About this exercise — Please state how many lines in the records that follow include "title", with no other output.

Entries shown —
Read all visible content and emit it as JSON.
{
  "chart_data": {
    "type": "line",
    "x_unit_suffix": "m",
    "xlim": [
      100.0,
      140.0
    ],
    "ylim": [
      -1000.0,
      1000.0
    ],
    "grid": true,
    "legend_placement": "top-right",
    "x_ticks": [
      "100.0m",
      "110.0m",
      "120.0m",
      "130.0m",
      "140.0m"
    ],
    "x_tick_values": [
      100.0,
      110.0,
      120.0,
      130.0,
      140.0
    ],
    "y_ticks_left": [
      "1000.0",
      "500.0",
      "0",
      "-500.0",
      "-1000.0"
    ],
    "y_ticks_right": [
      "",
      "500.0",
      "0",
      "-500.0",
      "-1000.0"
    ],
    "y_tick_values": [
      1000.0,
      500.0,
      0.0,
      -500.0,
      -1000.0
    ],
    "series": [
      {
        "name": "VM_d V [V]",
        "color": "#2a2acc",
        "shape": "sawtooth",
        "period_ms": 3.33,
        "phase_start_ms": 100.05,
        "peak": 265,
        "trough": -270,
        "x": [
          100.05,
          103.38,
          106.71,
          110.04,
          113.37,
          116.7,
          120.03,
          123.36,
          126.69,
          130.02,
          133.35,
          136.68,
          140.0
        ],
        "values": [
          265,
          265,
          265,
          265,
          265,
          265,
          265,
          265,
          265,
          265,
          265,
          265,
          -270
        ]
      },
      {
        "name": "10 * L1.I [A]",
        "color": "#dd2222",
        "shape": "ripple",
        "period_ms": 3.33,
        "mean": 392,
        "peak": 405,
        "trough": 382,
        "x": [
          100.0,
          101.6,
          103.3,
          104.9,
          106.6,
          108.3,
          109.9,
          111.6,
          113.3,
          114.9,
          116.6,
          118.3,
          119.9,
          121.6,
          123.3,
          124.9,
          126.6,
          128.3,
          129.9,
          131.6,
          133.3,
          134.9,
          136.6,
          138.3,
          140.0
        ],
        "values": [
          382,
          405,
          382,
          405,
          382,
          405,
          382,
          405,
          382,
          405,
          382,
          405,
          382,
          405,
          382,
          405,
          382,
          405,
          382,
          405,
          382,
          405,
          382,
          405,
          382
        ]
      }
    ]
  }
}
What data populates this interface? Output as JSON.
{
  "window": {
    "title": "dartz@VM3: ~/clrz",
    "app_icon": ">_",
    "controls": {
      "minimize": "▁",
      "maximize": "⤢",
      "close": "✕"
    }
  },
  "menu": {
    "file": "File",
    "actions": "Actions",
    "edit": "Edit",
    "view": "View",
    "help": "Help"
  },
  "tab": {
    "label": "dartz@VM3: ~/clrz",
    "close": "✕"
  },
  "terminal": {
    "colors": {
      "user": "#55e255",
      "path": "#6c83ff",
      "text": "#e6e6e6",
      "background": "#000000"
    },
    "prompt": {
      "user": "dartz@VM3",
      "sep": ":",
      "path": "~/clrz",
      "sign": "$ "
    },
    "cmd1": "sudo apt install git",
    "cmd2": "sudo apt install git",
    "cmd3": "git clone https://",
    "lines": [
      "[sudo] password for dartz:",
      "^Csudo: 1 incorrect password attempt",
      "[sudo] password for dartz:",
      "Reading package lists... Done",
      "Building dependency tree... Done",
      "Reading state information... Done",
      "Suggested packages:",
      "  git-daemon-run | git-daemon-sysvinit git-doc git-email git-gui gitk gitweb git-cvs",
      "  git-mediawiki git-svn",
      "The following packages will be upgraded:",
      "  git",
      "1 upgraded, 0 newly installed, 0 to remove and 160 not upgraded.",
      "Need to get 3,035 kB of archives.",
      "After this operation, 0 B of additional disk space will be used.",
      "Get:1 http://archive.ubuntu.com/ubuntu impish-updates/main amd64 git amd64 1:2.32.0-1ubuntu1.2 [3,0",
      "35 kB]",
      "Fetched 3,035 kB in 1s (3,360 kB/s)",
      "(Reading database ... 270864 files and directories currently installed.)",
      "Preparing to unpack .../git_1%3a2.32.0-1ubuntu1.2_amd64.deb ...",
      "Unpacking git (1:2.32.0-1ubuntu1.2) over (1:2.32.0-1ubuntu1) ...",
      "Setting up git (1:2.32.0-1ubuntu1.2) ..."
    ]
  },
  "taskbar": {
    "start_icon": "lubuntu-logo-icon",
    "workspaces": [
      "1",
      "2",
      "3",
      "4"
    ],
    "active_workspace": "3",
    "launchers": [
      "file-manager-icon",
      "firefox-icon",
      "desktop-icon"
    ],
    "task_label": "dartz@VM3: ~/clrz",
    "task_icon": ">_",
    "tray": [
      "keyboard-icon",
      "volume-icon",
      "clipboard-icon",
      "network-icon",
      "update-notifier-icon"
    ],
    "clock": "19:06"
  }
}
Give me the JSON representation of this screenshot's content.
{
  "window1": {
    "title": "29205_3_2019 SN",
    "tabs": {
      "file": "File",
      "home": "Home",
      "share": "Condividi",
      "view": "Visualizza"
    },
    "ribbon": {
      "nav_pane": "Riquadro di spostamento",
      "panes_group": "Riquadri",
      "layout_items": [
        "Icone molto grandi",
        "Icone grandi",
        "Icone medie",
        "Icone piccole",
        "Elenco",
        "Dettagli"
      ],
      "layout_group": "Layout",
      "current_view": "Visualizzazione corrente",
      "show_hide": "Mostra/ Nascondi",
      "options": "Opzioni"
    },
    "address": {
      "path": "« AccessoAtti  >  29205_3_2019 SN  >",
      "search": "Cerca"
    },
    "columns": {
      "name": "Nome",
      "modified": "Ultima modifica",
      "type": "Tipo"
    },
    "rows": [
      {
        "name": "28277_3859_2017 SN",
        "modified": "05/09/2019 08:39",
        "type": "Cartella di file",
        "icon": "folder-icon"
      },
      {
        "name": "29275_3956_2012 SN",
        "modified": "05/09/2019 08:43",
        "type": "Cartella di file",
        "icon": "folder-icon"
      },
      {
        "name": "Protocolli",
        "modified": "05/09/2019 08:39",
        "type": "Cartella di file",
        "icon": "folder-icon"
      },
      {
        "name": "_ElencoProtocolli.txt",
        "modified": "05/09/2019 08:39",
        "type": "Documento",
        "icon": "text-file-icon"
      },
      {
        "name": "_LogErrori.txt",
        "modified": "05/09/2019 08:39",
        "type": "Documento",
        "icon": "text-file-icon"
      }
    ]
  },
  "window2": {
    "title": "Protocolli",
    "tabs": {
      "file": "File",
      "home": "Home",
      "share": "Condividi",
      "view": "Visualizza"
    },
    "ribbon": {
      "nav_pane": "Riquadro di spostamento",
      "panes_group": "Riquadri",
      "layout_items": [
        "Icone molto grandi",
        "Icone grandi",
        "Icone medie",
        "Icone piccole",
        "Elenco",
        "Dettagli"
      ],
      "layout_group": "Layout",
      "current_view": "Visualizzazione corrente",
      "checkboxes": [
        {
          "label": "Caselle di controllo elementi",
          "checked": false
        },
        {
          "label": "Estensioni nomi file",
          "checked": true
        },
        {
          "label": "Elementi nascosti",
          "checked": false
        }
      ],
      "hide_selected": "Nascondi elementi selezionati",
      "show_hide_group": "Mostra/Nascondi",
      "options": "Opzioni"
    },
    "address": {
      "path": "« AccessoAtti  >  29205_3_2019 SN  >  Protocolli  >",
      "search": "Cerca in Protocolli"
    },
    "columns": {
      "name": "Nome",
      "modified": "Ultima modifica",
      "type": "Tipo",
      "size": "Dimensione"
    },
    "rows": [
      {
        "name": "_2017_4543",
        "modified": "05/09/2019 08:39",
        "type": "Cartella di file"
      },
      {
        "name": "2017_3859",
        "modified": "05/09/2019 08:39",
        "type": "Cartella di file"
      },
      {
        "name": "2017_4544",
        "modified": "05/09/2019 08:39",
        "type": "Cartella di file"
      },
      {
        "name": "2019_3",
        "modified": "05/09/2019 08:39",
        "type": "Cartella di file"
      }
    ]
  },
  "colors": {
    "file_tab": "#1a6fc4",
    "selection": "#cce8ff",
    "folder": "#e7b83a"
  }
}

Solved exercise — 3